Some of it is just the realities of, I have to work-- I'm not a trust fund kid, I don't have a fallback, I earn my living as an actress. Others, it's just luck. I've been really lucky that the things that have come to me are things I want to do and things I think re good. But there have been things I've turned down, and things I've thought "It would be good if I could figure out a way I could get excited about this and do it." I think it's kind of self-selecting. If you don't fit a cookie cutter mold, the chances that the films that are interested in you are the films you're interested in. You don't want to be too good at being something you're not, because then you'll find yourself in films where you don't really belong.

Did you ever feel like you needed to do that, fit in more?

Totally. It's really hard to avoid the impulse. I'm perfectly secure with how I look and my body and my face, but I don't have perfect teeth, and I have kind of a big, gummy, goofy smile, and I'm not a size 2 or 4 even. There are parts of me that are like "You should really watch what you eat, and maybe get your teeth fixed." But then it's not authentic to who I am, and I think in some ways an over-concernment with that would interfere with what I do feel good about, and what is unique about me. Sometimes, especially with women, they get very cookie-cutter.
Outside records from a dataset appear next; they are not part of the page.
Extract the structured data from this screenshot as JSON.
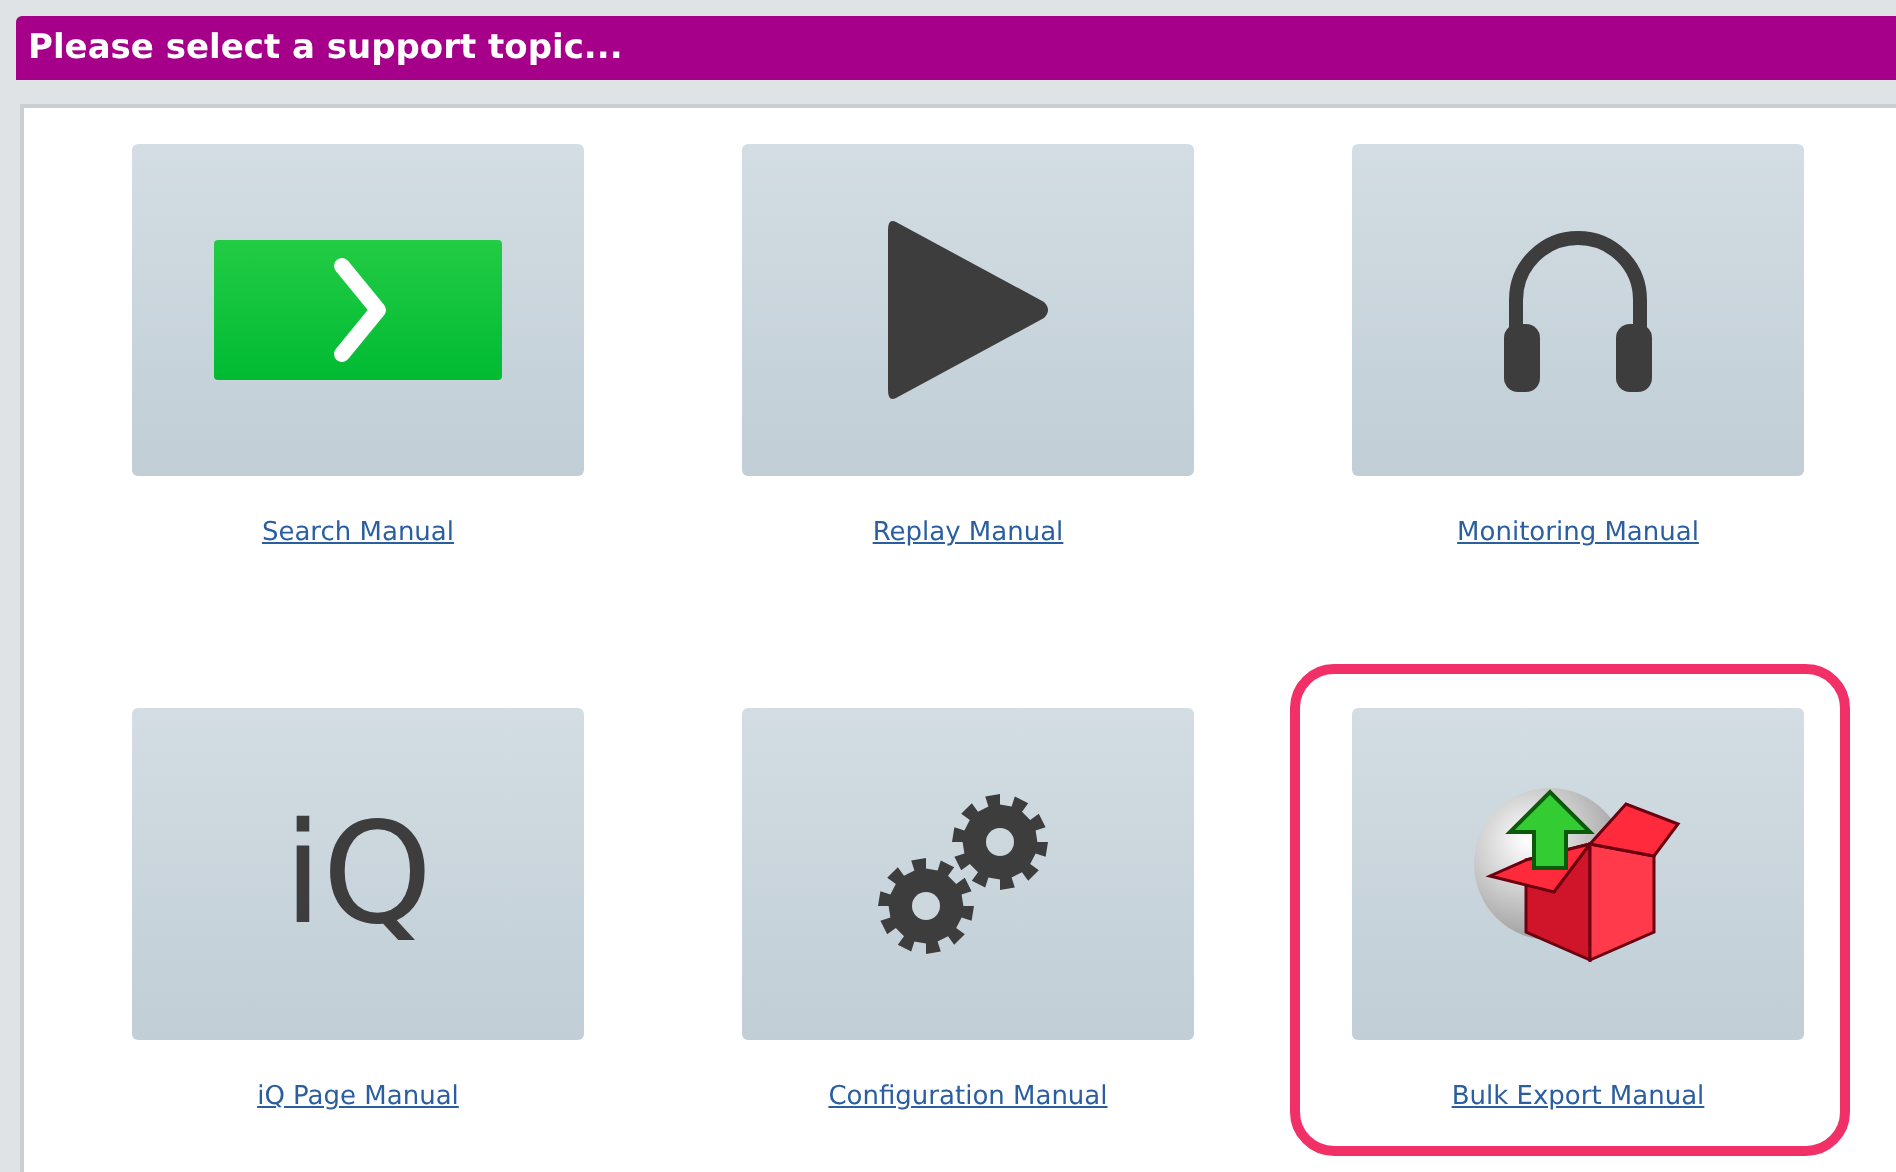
{
  "header": {
    "title": "Please select a support topic..."
  },
  "topics": [
    {
      "kind": "go-arrow",
      "label": "Search Manual",
      "highlighted": false
    },
    {
      "kind": "play",
      "label": "Replay Manual",
      "highlighted": false
    },
    {
      "kind": "headphones",
      "label": "Monitoring Manual",
      "highlighted": false
    },
    {
      "kind": "text",
      "text": "iQ",
      "label": "iQ Page Manual",
      "highlighted": false
    },
    {
      "kind": "gears",
      "label": "Configuration Manual",
      "highlighted": false
    },
    {
      "kind": "export-box",
      "label": "Bulk Export Manual",
      "highlighted": true
    }
  ]
}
I think people come to Hollywood, and I don't know what happens to them, but it's like they get pressed into a plastic box. They get there and they have their weird, rough edges, and they dress kind of strange. Then something happens and they become this sleek, digestible plastic item.

And you can't tell them apart!

My mom can't tell them apart on television. And i"m like "Mom, how can you not tell them apart, they're different races!" I sympathize with that feeling ,and I can tell them apart, but i feel like there is this uniformity that seeps in at one point. And I used to really want to be able to fit into that uniformity. I used to think it would just happen to me.

Like it seeps in the longer you're in LA?

I just thought if you're in studio movies, by the nature of doing it, you'd start looking like everyone else. I was really looking forward to that! And I realize that was not going to happen, and I really had to try.

And you realized you didn't want to try.

No. I think I would be a poor excuse for that. I will leave that to other people.

is it a matter of sticking with directors and collaborators who don't want the cookie-cutter thing?

Yeah. Until you're 40, and then you're dead.

Staff Writer at CinemaBlend